Improving the Conditions of Life: Forms of Slave Resistance
North America's slaves did not passively accept treatment dictated by their masters. In the narratives, along with descriptions of the slaves' treatment and their feelings about it, there is a wealth of information testifying to a continual battle over the ground rules of plantation life. The slaves challenged some of the master's standards openly, struggled to subvert those that they could not overturn, and seized any opportunity that offered a means to improve their lives. In a thousand ways, ranging from subtle deception to bold defiance, they fought their owners. Many options, including successful revolution, were beyond the limits of possibility in the South; so the slaves used what tools they had in the arena closest at hand. Their resistance helped to shape the conditions of life on the plantation, and their wills often forced an improvement in those conditions.

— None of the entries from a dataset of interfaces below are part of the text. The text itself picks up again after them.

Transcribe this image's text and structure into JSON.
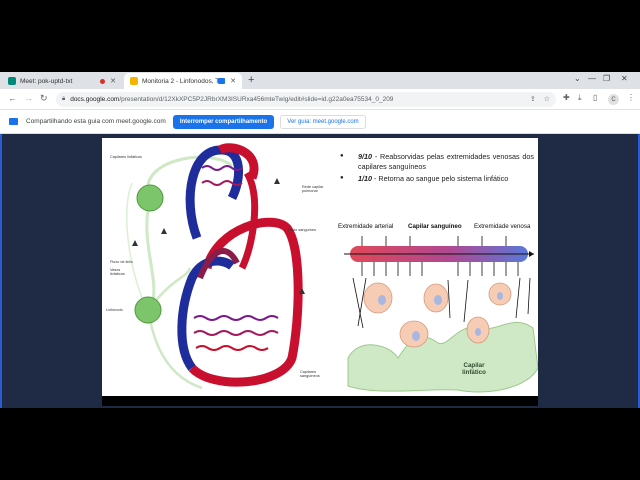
{
  "browser": {
    "tabs": [
      {
        "title": "Meet: pok-uptd-txt",
        "favicon": "google-meet-icon",
        "recording": true
      },
      {
        "title": "Monitoria 2 - Linfonodos, Ti",
        "favicon": "google-slides-icon",
        "sharing": true
      }
    ],
    "url": {
      "host": "docs.google.com",
      "path": "/presentation/d/12XkXPC5P2JRbrXM3ISURxa456mteTwig/edit#slide=id.g22a0ea75534_0_209"
    },
    "avatar_letter": "C"
  },
  "sharebar": {
    "message": "Compartilhando esta guia com meet.google.com",
    "stop_label": "Interromper compartilhamento",
    "goto_label": "Ver guia: meet.google.com"
  },
  "slide": {
    "bullets": [
      {
        "fraction": "9/10",
        "text": " - Reabsorvidas pelas extremidades venosas dos capilares sanguíneos"
      },
      {
        "fraction": "1/10",
        "text": " - Retorna ao sangue pelo sistema linfático"
      }
    ],
    "circulation_labels": {
      "capilares_linfaticos": "Capilares linfáticos",
      "rede_capilar_pulmonar": "Rede capilar pulmonar",
      "fluxo_sanguineo": "Fluxo sanguíneo",
      "fluxo_de_linfa": "Fluxo de linfa",
      "vasos_linfaticos": "Vasos linfáticos",
      "linfonodo": "Linfonodo",
      "capilares_sanguineos": "Capilares sanguíneos"
    },
    "capillary_labels": {
      "arterial_end": "Extremidade arterial",
      "capillary": "Capilar sanguíneo",
      "venous_end": "Extremidade venosa",
      "lymph_capillary": "Capilar linfático"
    }
  },
  "colors": {
    "artery": "#c8102e",
    "vein": "#1f2d9c",
    "lymph": "#7cc56a",
    "share_blue": "#1a73e8"
  }
}
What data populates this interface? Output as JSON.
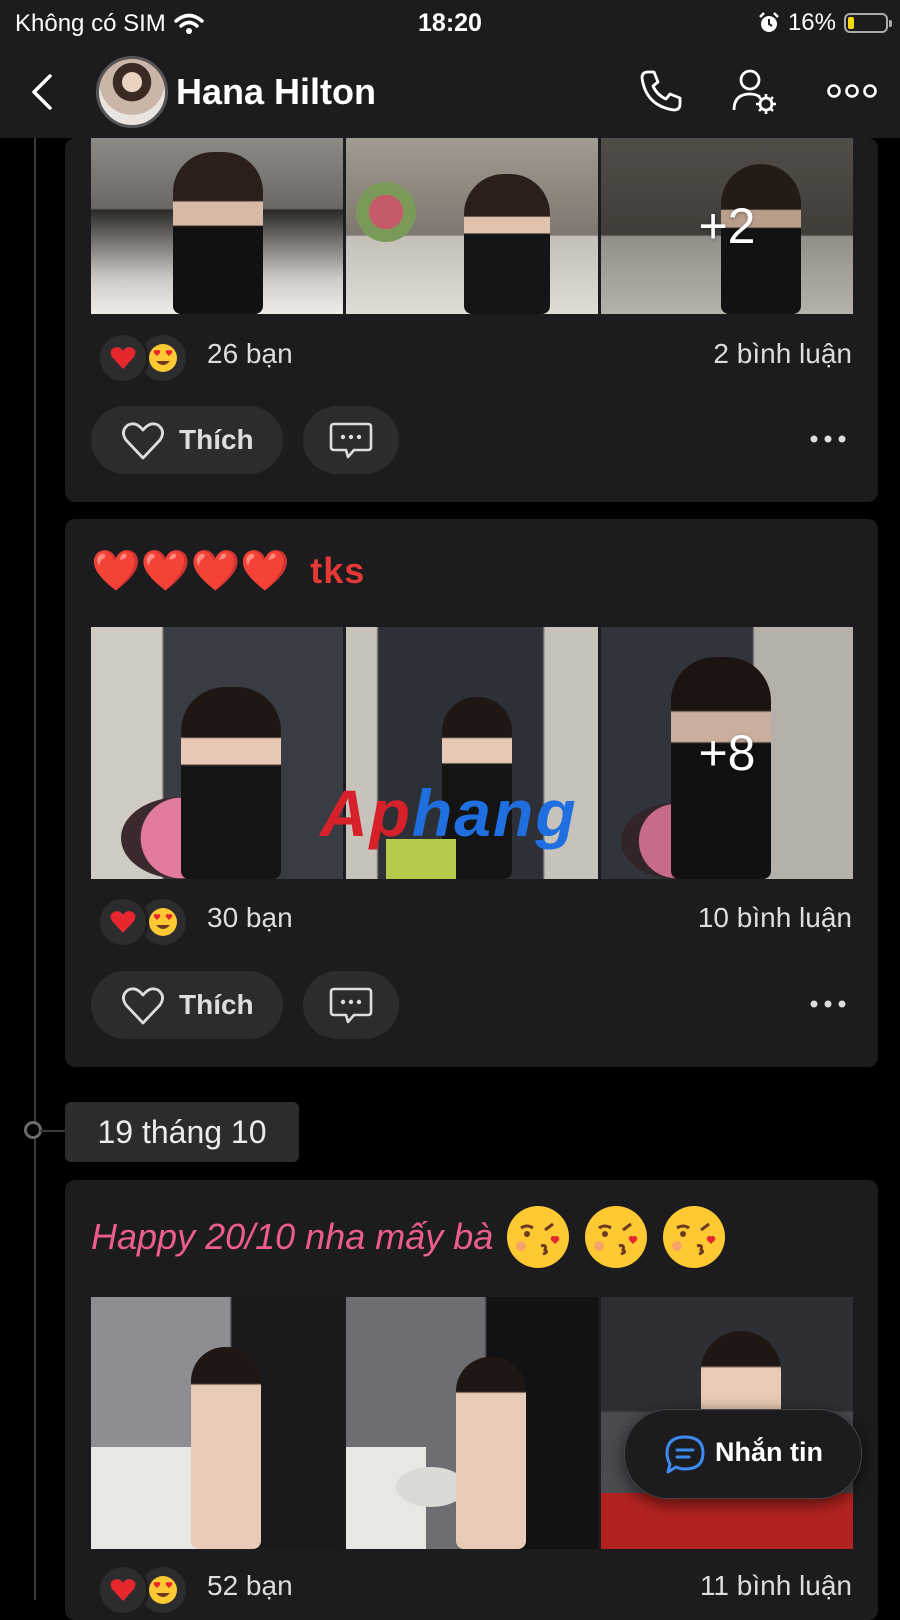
{
  "status_bar": {
    "carrier": "Không có SIM",
    "time": "18:20",
    "battery_pct": "16%"
  },
  "header": {
    "name": "Hana Hilton"
  },
  "posts": [
    {
      "caption": "",
      "more_photos": "+2",
      "reaction_count": "26 bạn",
      "comment_count": "2 bình luận",
      "like_label": "Thích"
    },
    {
      "caption": "❤️❤️❤️❤️",
      "caption_suffix": "tks",
      "more_photos": "+8",
      "reaction_count": "30 bạn",
      "comment_count": "10 bình luận",
      "like_label": "Thích"
    },
    {
      "caption": "Happy 20/10 nha mấy bà",
      "reaction_count": "52 bạn",
      "comment_count": "11 bình luận"
    }
  ],
  "date_separator": "19 tháng 10",
  "message_button": {
    "label": "Nhắn tin"
  },
  "watermark": {
    "part1": "Ap",
    "part2": "hang"
  },
  "colors": {
    "background": "#000000",
    "card": "#1c1c1e",
    "caption_red": "#e53935",
    "caption_pink": "#ec5d8e",
    "battery_low": "#f5d90a"
  }
}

Too often historians tend to define resistance by its extremes. The question, How did the slaves resist bondage? sometimes becomes, When did they stage violent revolutions? or worse, Why did they not revolt more often? To understand the slaves' resistance and assess its scope, one must accurately judge the possibilities open to them. Most former slaves interviewed for the narratives revealed that they had exhibited both a stubborn predisposition to resist and a sensible rejection of daring but hopeless action.
The slaves built a defiant mentality upon a sober appraisal of their situation. For example, one form of resistance which the